I hope my hon. Friend will feel that, at least institutionally, we are moving in the right direction and making sure that we have the institutional arrangements we need. It is essential, as we reform our regulatory arrangements, that we do not leave loopholes—several loopholes were exposed by what has happened in the past couple of years—and that our work to provide effective regulation, combat money laundering and prevent tax evasion should not be circumvented.
Finance Ministers agreed that the relevant international institutions should identify which jurisdictions are not complying with international standards on those matters and provide toolboxes of actions that can be taken in response. As I know my hon. Friend is aware, we have been building up pressure on that over recent weeks. The UK, alongside the US, France and Germany, has been very clear that we will not tolerate tax evasion and that we want to seize the London summit as an opportunity to enhance global co-operation on that.
There was, in the days leading up to Saturday’s meeting, a series of major announcements from countries that have not in the past been willing to comply with international standards on tax information exchange—Hong Kong, Singapore and Liechtenstein—culminating in the dramatic announcement by Switzerland last Friday. At the end of Saturday’s meeting at Horsham, the President of Switzerland confirmed in person to my right hon. Friend the Chancellor and to me that his Government had indeed taken that historic decision. I think we can be confident that that will lead to the provision of tax information that has not been available in the past.
Finally, I want to make the point that international financial institutions, which are vital to ensuring that the global economy works well, need to be reformed too, to bring them into line with a changing world. The G20 agreed that emerging and developing economies should have a greater voice. The reform of IMF quotas needs to be concluded by 2011, the heads of the international financial institutions should be appointed on an open, meritocratic basis, and there needs to be reform of the instruments through which the IMF can lend. In those ways, we want to overcome the problem of stigma that has been attached to IMF programmes in the past, to the extent that some countries feel it is politically impossible to contemplate approaching the fund.

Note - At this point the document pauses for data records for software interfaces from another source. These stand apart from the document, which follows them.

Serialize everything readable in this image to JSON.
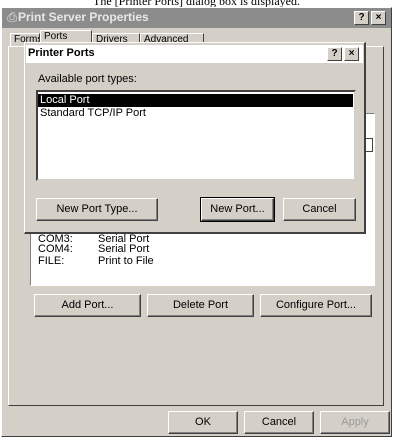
{
  "caption": "The [Printer Ports] dialog box is displayed.",
  "window": {
    "title": "Print Server Properties",
    "help_glyph": "?",
    "close_glyph": "×",
    "tabs": [
      "Forms",
      "Ports",
      "Drivers",
      "Advanced"
    ]
  },
  "ports_list": [
    {
      "port": "COM3:",
      "description": "Serial Port"
    },
    {
      "port": "COM4:",
      "description": "Serial Port"
    },
    {
      "port": "FILE:",
      "description": "Print to File"
    }
  ],
  "buttons": {
    "add_port": "Add Port...",
    "delete_port": "Delete Port",
    "configure_port": "Configure Port...",
    "ok": "OK",
    "cancel": "Cancel",
    "apply": "Apply"
  },
  "dialog": {
    "title": "Printer Ports",
    "help_glyph": "?",
    "close_glyph": "×",
    "available_label": "Available port types:",
    "port_types": [
      "Local Port",
      "Standard TCP/IP Port"
    ],
    "selected_index": 0,
    "new_port_type": "New Port Type...",
    "new_port": "New Port...",
    "cancel": "Cancel"
  }
}
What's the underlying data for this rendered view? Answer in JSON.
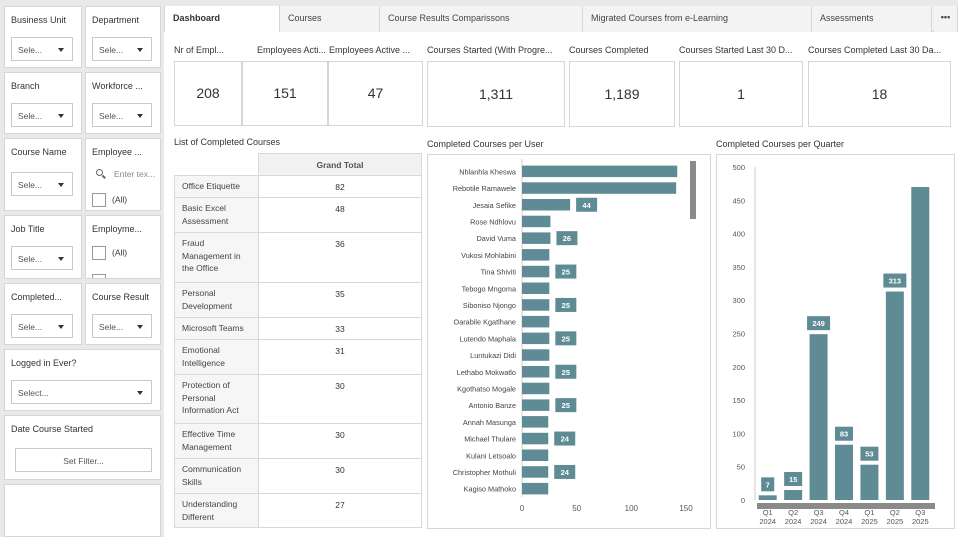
{
  "filters": {
    "business_unit": {
      "label": "Business Unit",
      "value": "Sele..."
    },
    "department": {
      "label": "Department",
      "value": "Sele..."
    },
    "branch": {
      "label": "Branch",
      "value": "Sele..."
    },
    "workforce": {
      "label": "Workforce ...",
      "value": "Sele..."
    },
    "course_name": {
      "label": "Course Name",
      "value": "Sele..."
    },
    "employee": {
      "label": "Employee ...",
      "placeholder": "Enter tex...",
      "all": "(All)"
    },
    "job_title": {
      "label": "Job Title",
      "value": "Sele..."
    },
    "employment": {
      "label": "Employme...",
      "all": "(All)"
    },
    "completed": {
      "label": "Completed...",
      "value": "Sele..."
    },
    "course_result": {
      "label": "Course Result",
      "value": "Sele..."
    },
    "logged_in": {
      "label": "Logged in Ever?",
      "value": "Select..."
    },
    "date_started": {
      "label": "Date Course Started",
      "button": "Set Filter..."
    }
  },
  "tabs": [
    "Dashboard",
    "Courses",
    "Course Results Comparissons",
    "Migrated Courses from e-Learning",
    "Assessments"
  ],
  "tab_more": "•••",
  "kpis": [
    {
      "title": "Nr of Empl...",
      "value": "208"
    },
    {
      "title": "Employees Acti...",
      "value": "151"
    },
    {
      "title": "Employees Active ...",
      "value": "47"
    },
    {
      "title": "Courses Started (With Progre...",
      "value": "1,311"
    },
    {
      "title": "Courses Completed",
      "value": "1,189"
    },
    {
      "title": "Courses Started Last 30 D...",
      "value": "1"
    },
    {
      "title": "Courses Completed Last 30 Da...",
      "value": "18"
    }
  ],
  "table": {
    "title": "List of Completed Courses",
    "header": "Grand Total",
    "rows": [
      {
        "name": "Office Etiquette",
        "value": "82"
      },
      {
        "name": "Basic Excel Assessment",
        "value": "48"
      },
      {
        "name": "Fraud Management in the Office",
        "value": "36"
      },
      {
        "name": "Personal Development",
        "value": "35"
      },
      {
        "name": "Microsoft Teams",
        "value": "33"
      },
      {
        "name": "Emotional Intelligence",
        "value": "31"
      },
      {
        "name": "Protection of Personal Information Act",
        "value": "30"
      },
      {
        "name": "Effective Time Management",
        "value": "30"
      },
      {
        "name": "Communication Skills",
        "value": "30"
      },
      {
        "name": "Understanding Different",
        "value": "27"
      }
    ]
  },
  "chart_data": [
    {
      "type": "bar",
      "orientation": "horizontal",
      "title": "Completed Courses per User",
      "categories": [
        "Nhlanhla Kheswa",
        "Rebotile Ramawele",
        "Jesaia Sefike",
        "Rose Ndhlovu",
        "David Vuma",
        "Vukosi Mohlabini",
        "Tina Shiviti",
        "Tebogo Mngoma",
        "Siboniso Njongo",
        "Oarabile Kgatlhane",
        "Lutendo Maphala",
        "Luntukazi Didi",
        "Lethabo Mokwatlo",
        "Kgothatso Mogale",
        "Antonio Banze",
        "Annah Masunga",
        "Michael Thulare",
        "Kulani Letsoalo",
        "Christopher Mothuli",
        "Kagiso Mathoko"
      ],
      "values": [
        142,
        141,
        44,
        26,
        26,
        25,
        25,
        25,
        25,
        25,
        25,
        25,
        25,
        25,
        25,
        24,
        24,
        24,
        24,
        24
      ],
      "labels": [
        "",
        "",
        "44",
        "",
        "26",
        "",
        "25",
        "",
        "25",
        "",
        "25",
        "",
        "25",
        "",
        "25",
        "",
        "24",
        "",
        "24",
        ""
      ],
      "xticks": [
        "0",
        "50",
        "100",
        "150"
      ],
      "xlim": [
        0,
        150
      ],
      "color": "#5f8b95"
    },
    {
      "type": "bar",
      "title": "Completed Courses per Quarter",
      "categories": [
        [
          "Q1",
          "2024"
        ],
        [
          "Q2",
          "2024"
        ],
        [
          "Q3",
          "2024"
        ],
        [
          "Q4",
          "2024"
        ],
        [
          "Q1",
          "2025"
        ],
        [
          "Q2",
          "2025"
        ],
        [
          "Q3",
          "2025"
        ]
      ],
      "values": [
        7,
        15,
        249,
        83,
        53,
        313,
        470
      ],
      "labels": [
        "7",
        "15",
        "249",
        "83",
        "53",
        "313",
        ""
      ],
      "yticks": [
        "0",
        "50",
        "100",
        "150",
        "200",
        "250",
        "300",
        "350",
        "400",
        "450",
        "500"
      ],
      "ylim": [
        0,
        500
      ],
      "color": "#5f8b95"
    }
  ]
}
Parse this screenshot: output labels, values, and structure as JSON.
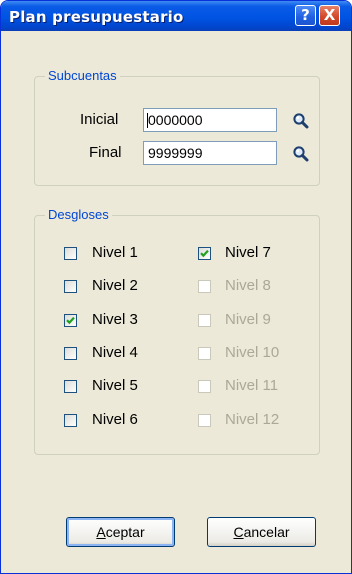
{
  "window": {
    "title": "Plan presupuestario",
    "help_glyph": "?",
    "close_glyph": "X"
  },
  "subcuentas": {
    "legend": "Subcuentas",
    "initial_label": "Inicial",
    "initial_value": "0000000",
    "final_label": "Final",
    "final_value": "9999999",
    "search_icon": "magnifier-icon"
  },
  "desgloses": {
    "legend": "Desgloses",
    "levels": [
      {
        "label": "Nivel 1",
        "checked": false,
        "enabled": true
      },
      {
        "label": "Nivel 2",
        "checked": false,
        "enabled": true
      },
      {
        "label": "Nivel 3",
        "checked": true,
        "enabled": true
      },
      {
        "label": "Nivel 4",
        "checked": false,
        "enabled": true
      },
      {
        "label": "Nivel 5",
        "checked": false,
        "enabled": true
      },
      {
        "label": "Nivel 6",
        "checked": false,
        "enabled": true
      },
      {
        "label": "Nivel 7",
        "checked": true,
        "enabled": true
      },
      {
        "label": "Nivel 8",
        "checked": false,
        "enabled": false
      },
      {
        "label": "Nivel 9",
        "checked": false,
        "enabled": false
      },
      {
        "label": "Nivel 10",
        "checked": false,
        "enabled": false
      },
      {
        "label": "Nivel 11",
        "checked": false,
        "enabled": false
      },
      {
        "label": "Nivel 12",
        "checked": false,
        "enabled": false
      }
    ]
  },
  "buttons": {
    "accept_mnemonic": "A",
    "accept_rest": "ceptar",
    "cancel_mnemonic": "C",
    "cancel_rest": "ancelar"
  },
  "colors": {
    "titlebar": "#0054E3",
    "dialog_bg": "#ECE9D8",
    "legend_text": "#0046D5",
    "checkmark": "#21A121",
    "disabled_text": "#ACA899",
    "close_button": "#D4492A"
  }
}
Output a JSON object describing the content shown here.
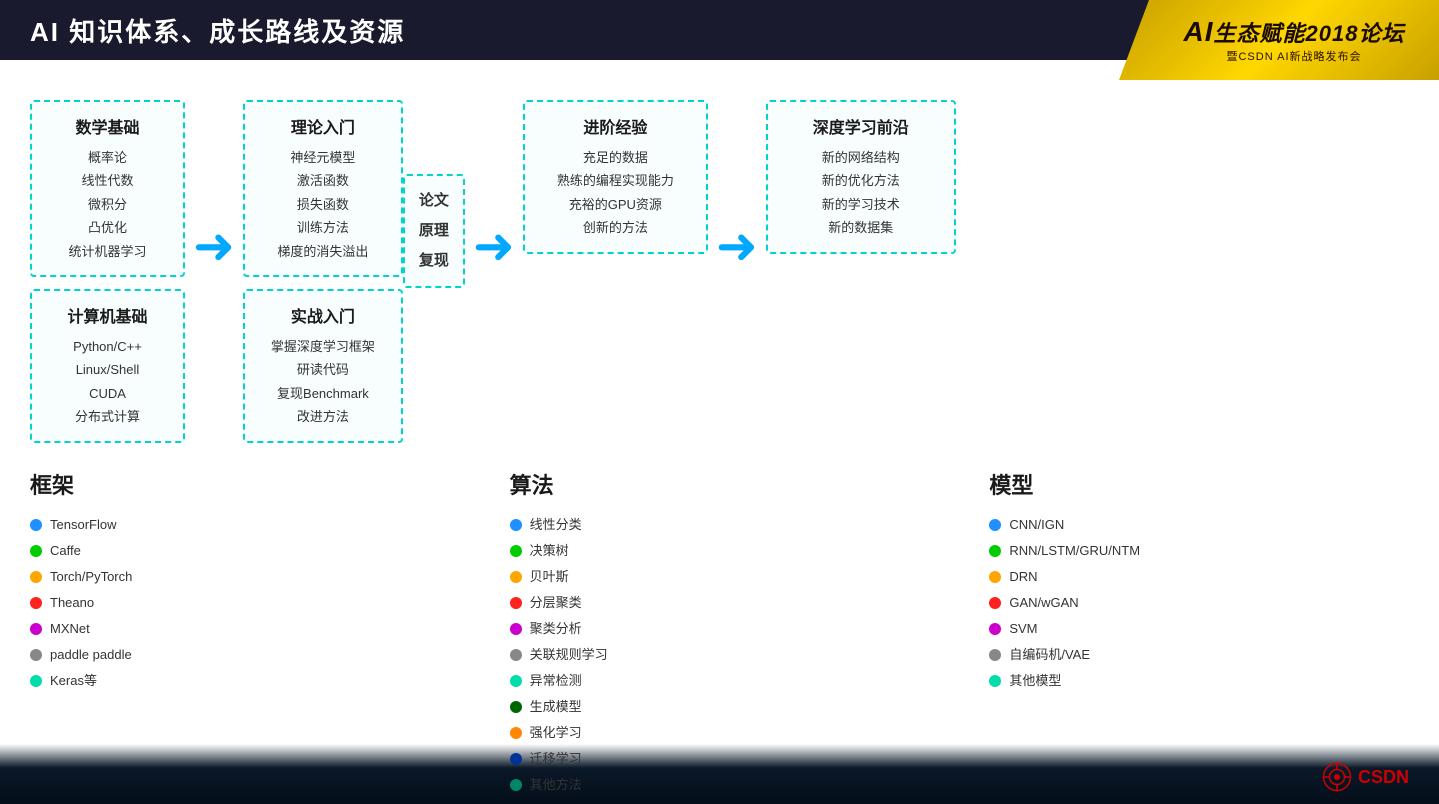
{
  "header": {
    "title": "AI 知识体系、成长路线及资源"
  },
  "top_logo": {
    "main_ai": "AI",
    "main_rest": "生态赋能2018论坛",
    "sub": "暨CSDN AI新战略发布会"
  },
  "col1": {
    "math_title": "数学基础",
    "math_items": [
      "概率论",
      "线性代数",
      "微积分",
      "凸优化",
      "统计机器学习"
    ],
    "computer_title": "计算机基础",
    "computer_items": [
      "Python/C++",
      "Linux/Shell",
      "CUDA",
      "分布式计算"
    ]
  },
  "col2": {
    "theory_title": "理论入门",
    "theory_items": [
      "神经元模型",
      "激活函数",
      "损失函数",
      "训练方法",
      "梯度的消失溢出"
    ],
    "practice_title": "实战入门",
    "practice_items": [
      "掌握深度学习框架",
      "研读代码",
      "复现Benchmark",
      "改进方法"
    ]
  },
  "paper_box": {
    "lines": [
      "论文",
      "原理",
      "复现"
    ]
  },
  "col3": {
    "title": "进阶经验",
    "items": [
      "充足的数据",
      "熟练的编程实现能力",
      "充裕的GPU资源",
      "创新的方法"
    ]
  },
  "col4": {
    "title": "深度学习前沿",
    "items": [
      "新的网络结构",
      "新的优化方法",
      "新的学习技术",
      "新的数据集"
    ]
  },
  "frameworks": {
    "title": "框架",
    "items": [
      {
        "color": "#1e90ff",
        "label": "TensorFlow"
      },
      {
        "color": "#00cc00",
        "label": "Caffe"
      },
      {
        "color": "#ffa500",
        "label": "Torch/PyTorch"
      },
      {
        "color": "#ff2020",
        "label": "Theano"
      },
      {
        "color": "#cc00cc",
        "label": "MXNet"
      },
      {
        "color": "#888888",
        "label": "paddle paddle"
      },
      {
        "color": "#00ddaa",
        "label": "Keras等"
      }
    ]
  },
  "algorithms": {
    "title": "算法",
    "items": [
      {
        "color": "#1e90ff",
        "label": "线性分类"
      },
      {
        "color": "#00cc00",
        "label": "决策树"
      },
      {
        "color": "#ffa500",
        "label": "贝叶斯"
      },
      {
        "color": "#ff2020",
        "label": "分层聚类"
      },
      {
        "color": "#cc00cc",
        "label": "聚类分析"
      },
      {
        "color": "#888888",
        "label": "关联规则学习"
      },
      {
        "color": "#00ddaa",
        "label": "异常检测"
      },
      {
        "color": "#006600",
        "label": "生成模型"
      },
      {
        "color": "#ff8800",
        "label": "强化学习"
      },
      {
        "color": "#003399",
        "label": "迁移学习"
      },
      {
        "color": "#008866",
        "label": "其他方法"
      }
    ]
  },
  "models": {
    "title": "模型",
    "items": [
      {
        "color": "#1e90ff",
        "label": "CNN/IGN"
      },
      {
        "color": "#00cc00",
        "label": "RNN/LSTM/GRU/NTM"
      },
      {
        "color": "#ffa500",
        "label": "DRN"
      },
      {
        "color": "#ff2020",
        "label": "GAN/wGAN"
      },
      {
        "color": "#cc00cc",
        "label": "SVM"
      },
      {
        "color": "#888888",
        "label": "自编码机/VAE"
      },
      {
        "color": "#00ddaa",
        "label": "其他模型"
      }
    ]
  },
  "csdn": {
    "label": "CSDN"
  }
}
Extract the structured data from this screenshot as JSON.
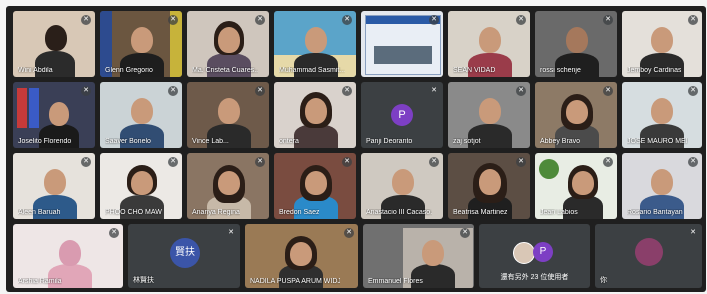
{
  "participants": [
    {
      "name": "Wini Abdila",
      "muted": true
    },
    {
      "name": "Glenn Gregorio",
      "muted": true
    },
    {
      "name": "Ma. Cristeta Cuares...",
      "muted": true
    },
    {
      "name": "Muhammad Sasmit...",
      "muted": true
    },
    {
      "name": "",
      "muted": true
    },
    {
      "name": "SEAN VIDAD",
      "muted": true
    },
    {
      "name": "rossi schenje",
      "muted": true
    },
    {
      "name": "Jemboy Cardinas",
      "muted": true
    },
    {
      "name": "Joselito Florendo",
      "muted": true
    },
    {
      "name": "Saaver Bonelo",
      "muted": true
    },
    {
      "name": "Vince Lab...",
      "muted": true
    },
    {
      "name": "ontera",
      "muted": true
    },
    {
      "name": "Panji Deoranto",
      "muted": true,
      "initial": "P"
    },
    {
      "name": "zaj sotjot",
      "muted": true
    },
    {
      "name": "Abbey Bravo",
      "muted": true
    },
    {
      "name": "JOSE MAURO MEI",
      "muted": true
    },
    {
      "name": "Aleen Baruah",
      "muted": true
    },
    {
      "name": "PHOO CHO MAW",
      "muted": true
    },
    {
      "name": "Ananya Regina",
      "muted": true
    },
    {
      "name": "Bredon Saez",
      "muted": true
    },
    {
      "name": "Anastacio III Cacaso...",
      "muted": true
    },
    {
      "name": "Beatrisa Martinez",
      "muted": true
    },
    {
      "name": "Jean Labios",
      "muted": true
    },
    {
      "name": "Rosario Bantayan",
      "muted": true
    },
    {
      "name": "Arshia Ramila",
      "muted": true
    },
    {
      "name": "林賢扶",
      "muted": true,
      "initial": "賢扶"
    },
    {
      "name": "NADILA PUSPA ARUM WIDJA...",
      "muted": true
    },
    {
      "name": "Emmanuel Flores",
      "muted": true
    },
    {
      "name": "",
      "muted": false
    },
    {
      "name": "你",
      "muted": true
    }
  ],
  "overflow": {
    "label": "還有另外 23 位使用者",
    "initial": "P"
  },
  "colors": {
    "panji_avatar": "#7d3fc4",
    "lin_avatar": "#3b55a8",
    "overflow_avatar": "#7d3fc4"
  }
}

I think that the conclusions I have outlined provide a comprehensive framework for getting the global economy back on track, including addressing the issues that my hon. Friend rightly raised.
Sitting adjourned without Question put (Standing Order No. 10(11)).